TASK ITEM: Repeat the listing exactly. Pictures stay out of your copy.

START SUPPLIED DATA

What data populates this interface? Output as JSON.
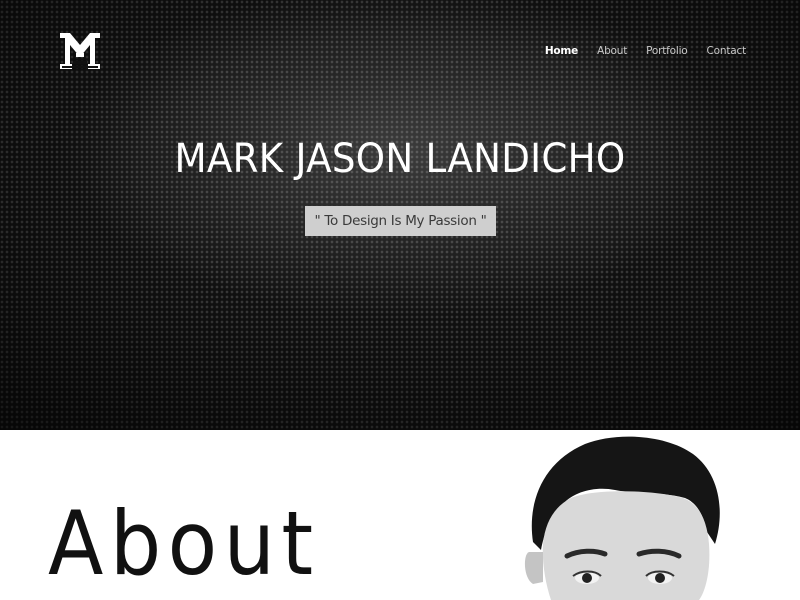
{
  "nav": {
    "items": [
      {
        "label": "Home",
        "active": true
      },
      {
        "label": "About",
        "active": false
      },
      {
        "label": "Portfolio",
        "active": false
      },
      {
        "label": "Contact",
        "active": false
      }
    ]
  },
  "hero": {
    "title": "MARK JASON LANDICHO",
    "tagline": "\" To Design Is My Passion \""
  },
  "about": {
    "heading": "About"
  },
  "colors": {
    "hero_background": "#111111",
    "nav_active": "#ffffff",
    "nav_inactive": "#c8c8c8",
    "tagline_background": "#cfcfcf"
  },
  "icons": {
    "logo": "mj-monogram-logo"
  }
}
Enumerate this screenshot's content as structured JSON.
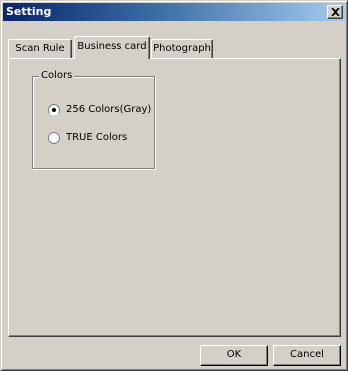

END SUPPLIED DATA

OUTPUT:
What data populates this interface? Output as JSON.
{
  "nav": {
    "items": [
      {
        "label": "Home",
        "active": true
      },
      {
        "label": "About",
        "active": false
      },
      {
        "label": "Portfolio",
        "active": false
      },
      {
        "label": "Contact",
        "active": false
      }
    ]
  },
  "hero": {
    "title": "MARK JASON LANDICHO",
    "tagline": "\" To Design Is My Passion \""
  },
  "about": {
    "heading": "About"
  },
  "colors": {
    "hero_background": "#111111",
    "nav_active": "#ffffff",
    "nav_inactive": "#c8c8c8",
    "tagline_background": "#cfcfcf"
  },
  "icons": {
    "logo": "mj-monogram-logo"
  }
}
Enumerate this screenshot's content as structured JSON.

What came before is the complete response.